  • Brendan

    I am glad that female libertarians criticized this article. Now I’ll criticize it some more.

    It is really obnoxious for every movement that ever exists to be taken over by women who want to make the movement about their vaginas. If you see the world through your vagina, you’re not going to get a very full picture. Women are not oppressed, and they have never been oppressed as a group, and if you think so, then you deserve to be shunned. It is really obnoxious to see this nonsense about the wage gap (which isn’t real) on a libertarian website. If women really gave a damn about equality, they’d start doing things like advocating for male reproductive rights (males don’t have any reproductive rights to be taken away), or they’d advocate for their rights as fathers, or their right to a fair trial when accused of a crime by a woman. Or they’d advocate for equal government services for men and women. As it stands, men are the majority of victims of violent crime, the majority of work place deaths, the majority of suicides, and make up about 40% of domestic violence victims. Yet all the government services go to women. When women complain about how hard they have it when they really have things a lot easier than men, it makes you look like stupid sociopaths. Probably the reason why women don’t like liberty is that they are benefiting from the lack of liberty in this country. A lot more government services go to women, despite the fact that they work fewer hours at easier jobs, which means that they pay fewer taxes.

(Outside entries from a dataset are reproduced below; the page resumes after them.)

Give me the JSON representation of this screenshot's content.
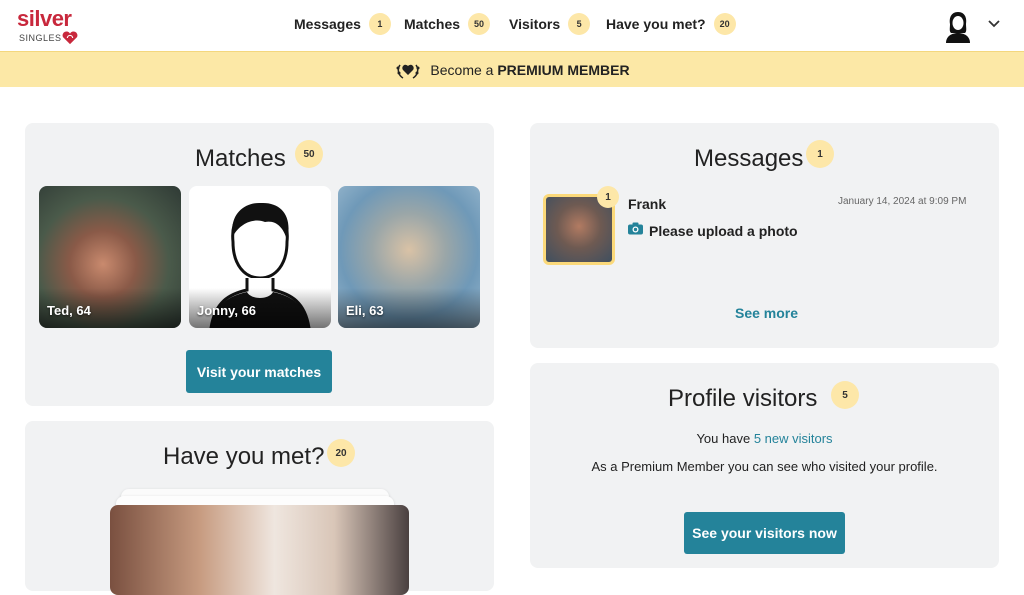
{
  "brand": {
    "name_top": "silver",
    "name_bottom": "SINGLES"
  },
  "nav": [
    {
      "label": "Messages",
      "count": "1"
    },
    {
      "label": "Matches",
      "count": "50"
    },
    {
      "label": "Visitors",
      "count": "5"
    },
    {
      "label": "Have you met?",
      "count": "20"
    }
  ],
  "banner": {
    "prefix": "Become a",
    "emph": "PREMIUM MEMBER"
  },
  "matches": {
    "title": "Matches",
    "count": "50",
    "people": [
      {
        "name": "Ted, 64"
      },
      {
        "name": "Jonny, 66"
      },
      {
        "name": "Eli, 63"
      }
    ],
    "button": "Visit your matches"
  },
  "messages": {
    "title": "Messages",
    "count": "1",
    "item": {
      "sender": "Frank",
      "unread": "1",
      "date": "January 14, 2024 at 9:09 PM",
      "text": "Please upload a photo"
    },
    "see_more": "See more"
  },
  "have_you_met": {
    "title": "Have you met?",
    "count": "20"
  },
  "visitors": {
    "title": "Profile visitors",
    "count": "5",
    "line1_prefix": "You have",
    "line1_link": "5 new visitors",
    "line2": "As a Premium Member you can see who visited your profile.",
    "button": "See your visitors now"
  },
  "colors": {
    "accent": "#24839a",
    "brand": "#c8283c",
    "badge": "#fde7a8",
    "banner": "#fce8a6",
    "card": "#f1f2f3"
  }
}
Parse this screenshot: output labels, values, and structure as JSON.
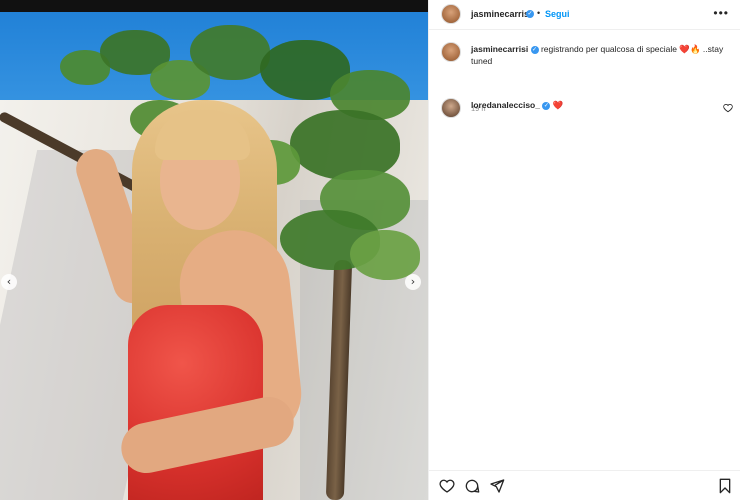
{
  "post": {
    "author": "jasminecarrisi",
    "follow_label": "Segui",
    "separator": "•",
    "more_label": "•••",
    "caption_author": "jasminecarrisi",
    "caption_text": "registrando per qualcosa di speciale ❤️🔥 ..stay tuned",
    "time_ago": "19 h"
  },
  "comments": [
    {
      "author": "loredanalecciso_",
      "text": "❤️"
    }
  ],
  "carousel": {
    "prev_label": "‹",
    "next_label": "›"
  },
  "colors": {
    "link": "#0095f6",
    "verified": "#3897f0",
    "heart": "#e0245e"
  },
  "icons": [
    "heart-icon",
    "comment-icon",
    "share-icon",
    "bookmark-icon",
    "verified-icon",
    "more-icon"
  ]
}
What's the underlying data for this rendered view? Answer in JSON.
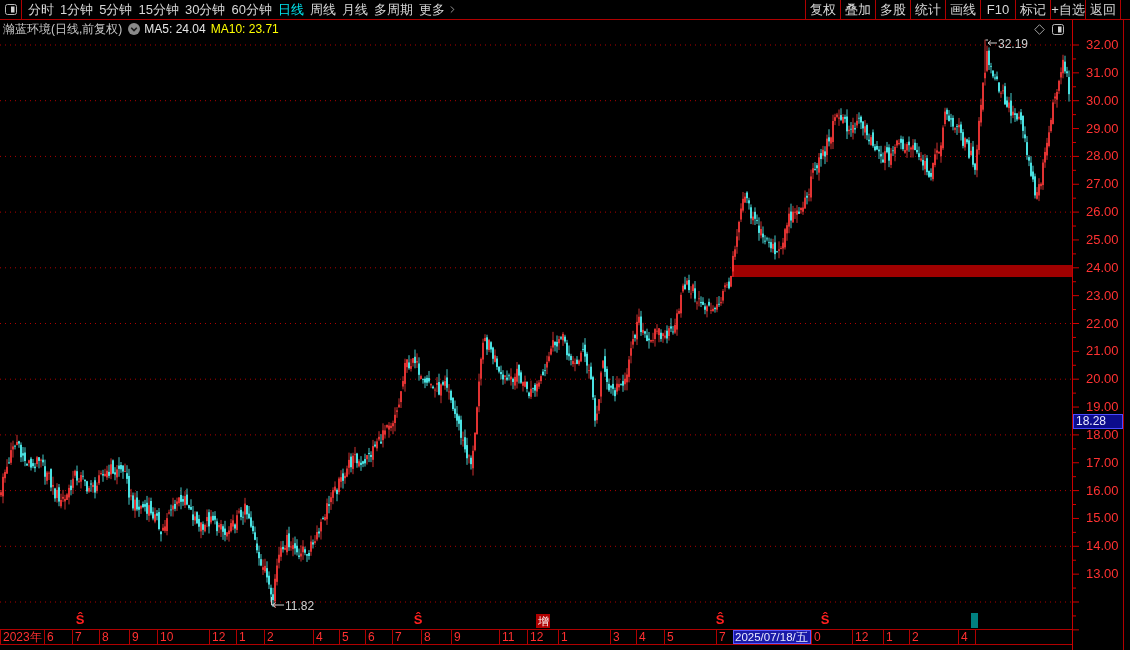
{
  "toolbar": {
    "period_tabs": [
      {
        "label": "分时",
        "kind": "period",
        "selected": false
      },
      {
        "label": "1分钟",
        "kind": "period",
        "selected": false
      },
      {
        "label": "5分钟",
        "kind": "period",
        "selected": false
      },
      {
        "label": "15分钟",
        "kind": "period",
        "selected": false
      },
      {
        "label": "30分钟",
        "kind": "period",
        "selected": false
      },
      {
        "label": "60分钟",
        "kind": "period",
        "selected": false
      },
      {
        "label": "日线",
        "kind": "period",
        "selected": true
      },
      {
        "label": "周线",
        "kind": "period",
        "selected": false
      },
      {
        "label": "月线",
        "kind": "period",
        "selected": false
      },
      {
        "label": "多周期",
        "kind": "period",
        "selected": false
      },
      {
        "label": "更多",
        "kind": "menu",
        "selected": false
      }
    ],
    "buttons": [
      "复权",
      "叠加",
      "多股",
      "统计",
      "画线",
      "F10",
      "标记",
      "+自选",
      "返回"
    ]
  },
  "info_bar": {
    "title": "瀚蓝环境(日线,前复权)",
    "indicators": [
      {
        "label": "MA5: 24.04",
        "color": "#e6e6e6"
      },
      {
        "label": "MA10: 23.71",
        "color": "#ffff00"
      }
    ]
  },
  "chart": {
    "high_label": "32.19",
    "low_label": "11.82",
    "markers": [
      {
        "kind": "signal",
        "label": "Ŝ"
      },
      {
        "kind": "signal",
        "label": "Ŝ"
      },
      {
        "kind": "tag",
        "label": "增"
      },
      {
        "kind": "signal",
        "label": "Ŝ"
      },
      {
        "kind": "signal",
        "label": "Ŝ"
      },
      {
        "kind": "note"
      }
    ]
  },
  "price_axis": {
    "labels": [
      "32.00",
      "31.00",
      "30.00",
      "29.00",
      "28.00",
      "27.00",
      "26.00",
      "25.00",
      "24.00",
      "23.00",
      "22.00",
      "21.00",
      "20.00",
      "19.00",
      "18.00",
      "17.00",
      "16.00",
      "15.00",
      "14.00",
      "13.00"
    ],
    "current_price": "18.28"
  },
  "time_axis": [
    {
      "kind": "month",
      "label": "2023年"
    },
    {
      "kind": "month",
      "label": "6"
    },
    {
      "kind": "month",
      "label": "7"
    },
    {
      "kind": "month",
      "label": "8"
    },
    {
      "kind": "month",
      "label": "9"
    },
    {
      "kind": "month",
      "label": "10"
    },
    {
      "kind": "month",
      "label": "12"
    },
    {
      "kind": "month",
      "label": "1"
    },
    {
      "kind": "month",
      "label": "2"
    },
    {
      "kind": "month",
      "label": "4"
    },
    {
      "kind": "month",
      "label": "5"
    },
    {
      "kind": "month",
      "label": "6"
    },
    {
      "kind": "month",
      "label": "7"
    },
    {
      "kind": "month",
      "label": "8"
    },
    {
      "kind": "month",
      "label": "9"
    },
    {
      "kind": "month",
      "label": "11"
    },
    {
      "kind": "month",
      "label": "12"
    },
    {
      "kind": "month",
      "label": "1"
    },
    {
      "kind": "month",
      "label": "3"
    },
    {
      "kind": "month",
      "label": "4"
    },
    {
      "kind": "month",
      "label": "5"
    },
    {
      "kind": "month",
      "label": "7"
    },
    {
      "kind": "cursor",
      "label": "2025/07/18/五"
    },
    {
      "kind": "month",
      "label": "0"
    },
    {
      "kind": "month",
      "label": "12"
    },
    {
      "kind": "month",
      "label": "1"
    },
    {
      "kind": "month",
      "label": "2"
    },
    {
      "kind": "month",
      "label": "4"
    }
  ]
}
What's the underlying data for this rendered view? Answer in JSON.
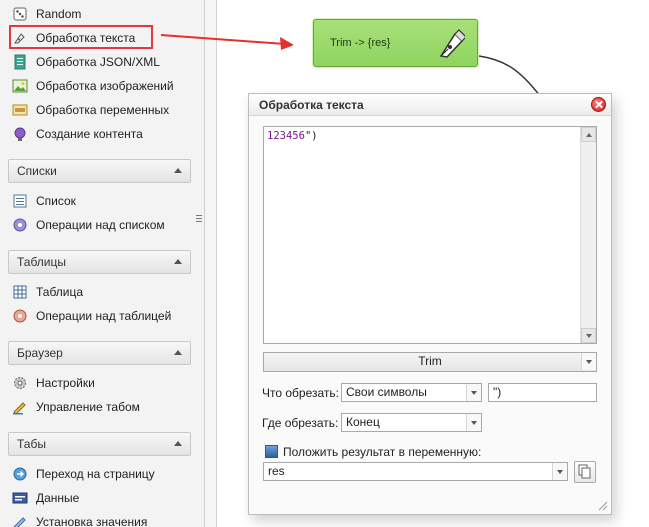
{
  "left_panel": {
    "top_items": [
      {
        "label": "Random",
        "icon": "dice-icon"
      },
      {
        "label": "Обработка текста",
        "icon": "pen-nib-icon"
      },
      {
        "label": "Обработка JSON/XML",
        "icon": "json-file-icon"
      },
      {
        "label": "Обработка изображений",
        "icon": "image-icon"
      },
      {
        "label": "Обработка переменных",
        "icon": "variables-icon"
      },
      {
        "label": "Создание контента",
        "icon": "content-bulb-icon"
      }
    ],
    "sections": [
      {
        "title": "Списки",
        "items": [
          {
            "label": "Список",
            "icon": "list-icon"
          },
          {
            "label": "Операции над списком",
            "icon": "list-gear-icon"
          }
        ]
      },
      {
        "title": "Таблицы",
        "items": [
          {
            "label": "Таблица",
            "icon": "table-icon"
          },
          {
            "label": "Операции над таблицей",
            "icon": "table-gear-icon"
          }
        ]
      },
      {
        "title": "Браузер",
        "items": [
          {
            "label": "Настройки",
            "icon": "gear-icon"
          },
          {
            "label": "Управление табом",
            "icon": "tab-pencil-icon"
          }
        ]
      },
      {
        "title": "Табы",
        "items": [
          {
            "label": "Переход на страницу",
            "icon": "navigate-icon"
          },
          {
            "label": "Данные",
            "icon": "html-icon"
          },
          {
            "label": "Установка значения",
            "icon": "set-value-icon"
          }
        ]
      }
    ]
  },
  "canvas": {
    "node_label": "Trim -> {res}",
    "node_color": "#9ad96a"
  },
  "dialog": {
    "title": "Обработка текста",
    "editor_text_colored": "123456",
    "editor_text_plain": "\")",
    "function_value": "Trim",
    "what_label": "Что обрезать:",
    "what_value": "Свои символы",
    "chars_value": "\")",
    "where_label": "Где обрезать:",
    "where_value": "Конец",
    "save_label": "Положить результат в переменную:",
    "var_value": "res"
  },
  "colors": {
    "highlight": "#e03a3a",
    "arrow": "#e53030"
  }
}
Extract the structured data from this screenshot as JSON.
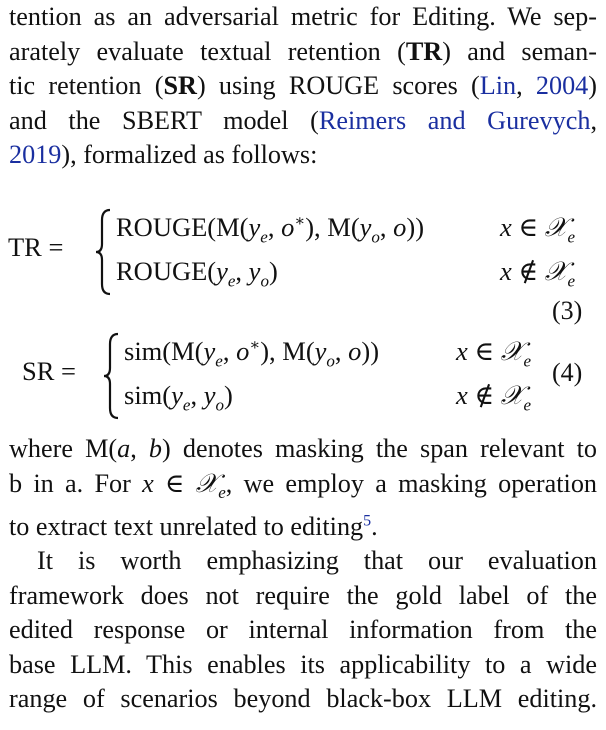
{
  "paragraph1": {
    "lines": [
      "tention as an adversarial metric for Editing. We sep-",
      [
        "arately evaluate textual retention (",
        "TR",
        ") and seman-"
      ],
      [
        "tic retention (",
        "SR",
        ") using ROUGE scores (",
        "Lin",
        ", ",
        "2004",
        ")"
      ],
      [
        "and the SBERT model (",
        "Reimers and Gurevych",
        ","
      ],
      [
        "2019",
        "), formalized as follows:"
      ]
    ]
  },
  "equation3": {
    "lhs": "TR =",
    "case1": "ROUGE(M(y_e, o*), M(y_o, o))",
    "cond1": "x ∈ 𝒳_e",
    "case2": "ROUGE(y_e, y_o)",
    "cond2": "x ∉ 𝒳_e",
    "number": "(3)"
  },
  "equation4": {
    "lhs": "SR =",
    "case1": "sim(M(y_e, o*), M(y_o, o))",
    "cond1": "x ∈ 𝒳_e",
    "case2": "sim(y_e, y_o)",
    "cond2": "x ∉ 𝒳_e",
    "number": "(4)"
  },
  "paragraph2": {
    "line1": [
      "where ",
      "M(a, b)",
      " denotes masking the span relevant to"
    ],
    "line2": [
      "b in a. For ",
      "x ∈ 𝒳_e",
      ", we employ a masking operation"
    ],
    "line3": [
      "to extract text unrelated to editing",
      "5",
      "."
    ]
  },
  "paragraph3": {
    "lines": [
      "It is worth emphasizing that our evaluation",
      "framework does not require the gold label of the",
      "edited response or internal information from the",
      "base LLM. This enables its applicability to a wide",
      "range of scenarios beyond black-box LLM editing."
    ]
  },
  "colors": {
    "text": "#111111",
    "citation": "#1a2fa0"
  }
}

Women would take a tangible cut to their standard of living if everyone in the USA consumed only what they earned, or what other people were willing to give them.